--- Data listing ---

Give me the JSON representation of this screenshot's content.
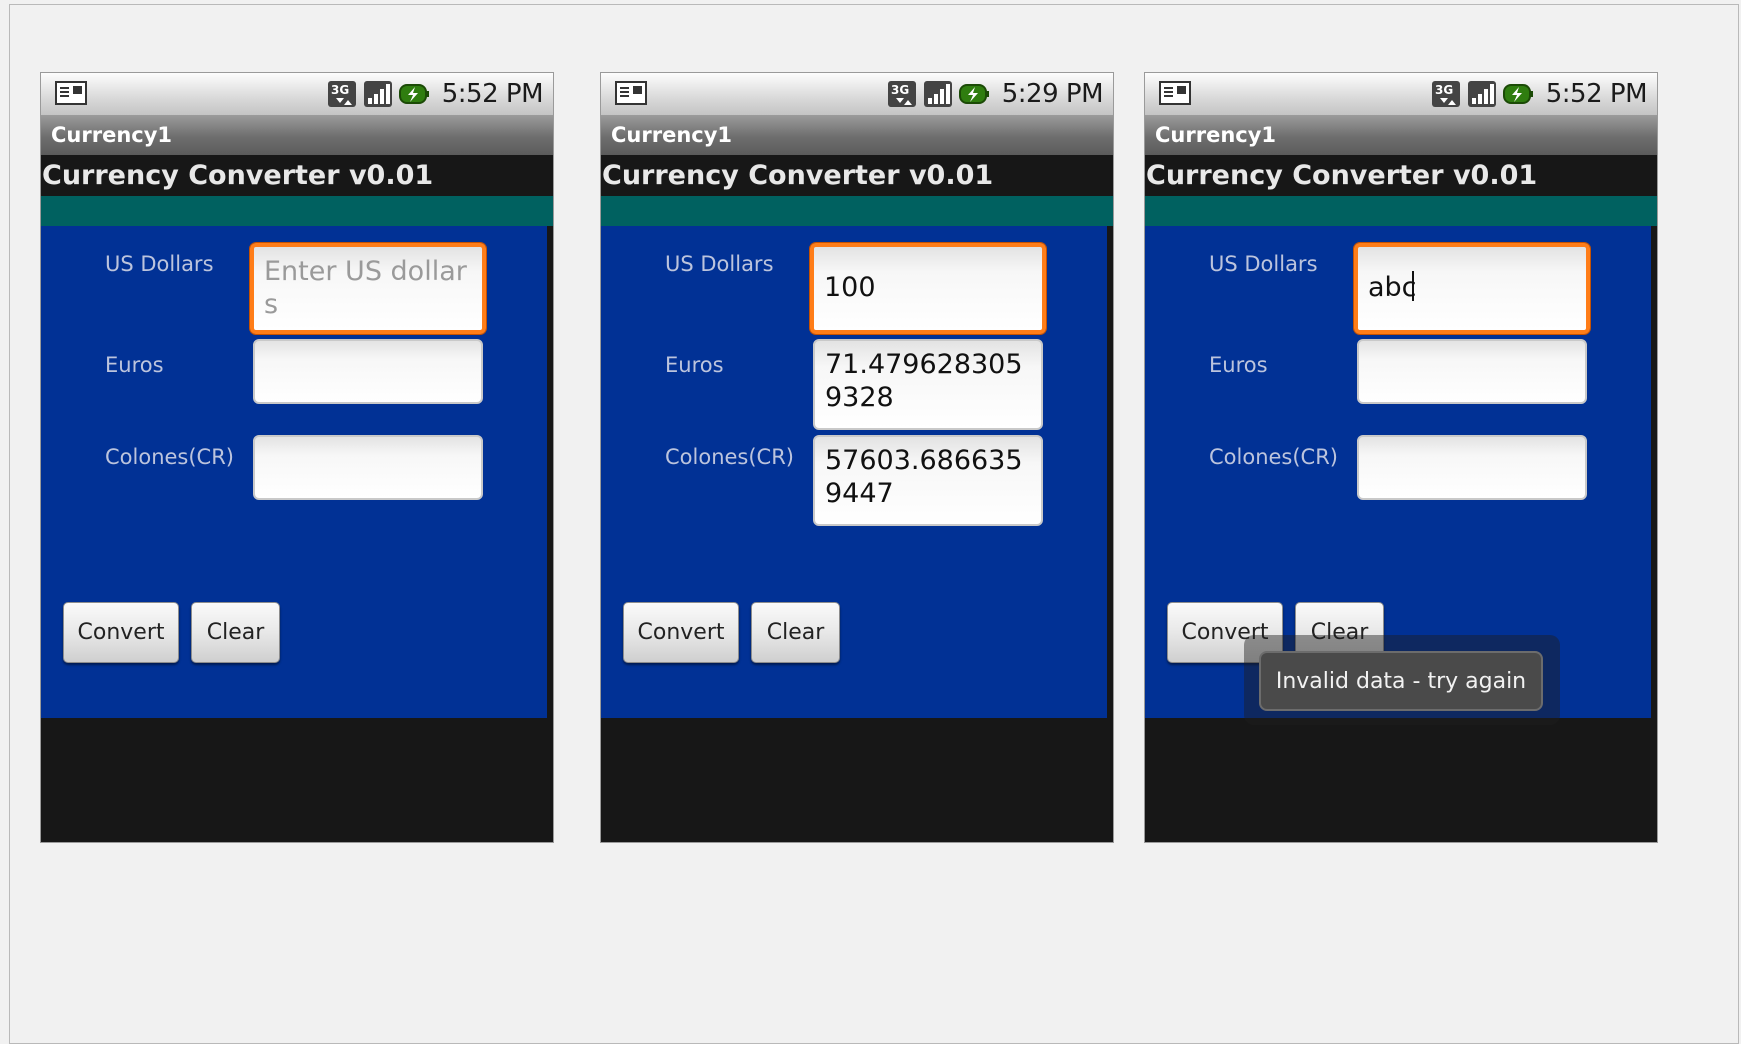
{
  "screens": [
    {
      "status": {
        "time": "5:52 PM"
      },
      "app_title": "Currency1",
      "heading": "Currency Converter v0.01",
      "fields": {
        "usd_label": "US Dollars",
        "usd_value": "",
        "usd_placeholder": "Enter US dollars",
        "euros_label": "Euros",
        "euros_value": "",
        "colones_label": "Colones(CR)",
        "colones_value": ""
      },
      "buttons": {
        "convert": "Convert",
        "clear": "Clear"
      }
    },
    {
      "status": {
        "time": "5:29 PM"
      },
      "app_title": "Currency1",
      "heading": "Currency Converter v0.01",
      "fields": {
        "usd_label": "US Dollars",
        "usd_value": "100",
        "euros_label": "Euros",
        "euros_value": "71.4796283059328",
        "colones_label": "Colones(CR)",
        "colones_value": "57603.6866359447"
      },
      "buttons": {
        "convert": "Convert",
        "clear": "Clear"
      }
    },
    {
      "status": {
        "time": "5:52 PM"
      },
      "app_title": "Currency1",
      "heading": "Currency Converter v0.01",
      "fields": {
        "usd_label": "US Dollars",
        "usd_value": "abc",
        "euros_label": "Euros",
        "euros_value": "",
        "colones_label": "Colones(CR)",
        "colones_value": ""
      },
      "buttons": {
        "convert": "Convert",
        "clear": "Clear"
      },
      "toast": "Invalid data - try again"
    }
  ],
  "icons": {
    "notification": "notification-icon",
    "network": "3g-data-icon",
    "signal": "signal-strength-icon",
    "battery": "battery-charging-icon"
  },
  "colors": {
    "panel_blue": "#013195",
    "teal_band": "#006160",
    "focus_orange": "#ff7d18",
    "background": "#171717"
  }
}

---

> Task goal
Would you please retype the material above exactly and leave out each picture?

> Answer section
Give me the JSON representation of this screenshot's content.
{
  "screens": [
    {
      "status": {
        "time": "5:52 PM"
      },
      "app_title": "Currency1",
      "heading": "Currency Converter v0.01",
      "fields": {
        "usd_label": "US Dollars",
        "usd_value": "",
        "usd_placeholder": "Enter US dollars",
        "euros_label": "Euros",
        "euros_value": "",
        "colones_label": "Colones(CR)",
        "colones_value": ""
      },
      "buttons": {
        "convert": "Convert",
        "clear": "Clear"
      }
    },
    {
      "status": {
        "time": "5:29 PM"
      },
      "app_title": "Currency1",
      "heading": "Currency Converter v0.01",
      "fields": {
        "usd_label": "US Dollars",
        "usd_value": "100",
        "euros_label": "Euros",
        "euros_value": "71.4796283059328",
        "colones_label": "Colones(CR)",
        "colones_value": "57603.6866359447"
      },
      "buttons": {
        "convert": "Convert",
        "clear": "Clear"
      }
    },
    {
      "status": {
        "time": "5:52 PM"
      },
      "app_title": "Currency1",
      "heading": "Currency Converter v0.01",
      "fields": {
        "usd_label": "US Dollars",
        "usd_value": "abc",
        "euros_label": "Euros",
        "euros_value": "",
        "colones_label": "Colones(CR)",
        "colones_value": ""
      },
      "buttons": {
        "convert": "Convert",
        "clear": "Clear"
      },
      "toast": "Invalid data - try again"
    }
  ],
  "icons": {
    "notification": "notification-icon",
    "network": "3g-data-icon",
    "signal": "signal-strength-icon",
    "battery": "battery-charging-icon"
  },
  "colors": {
    "panel_blue": "#013195",
    "teal_band": "#006160",
    "focus_orange": "#ff7d18",
    "background": "#171717"
  }
}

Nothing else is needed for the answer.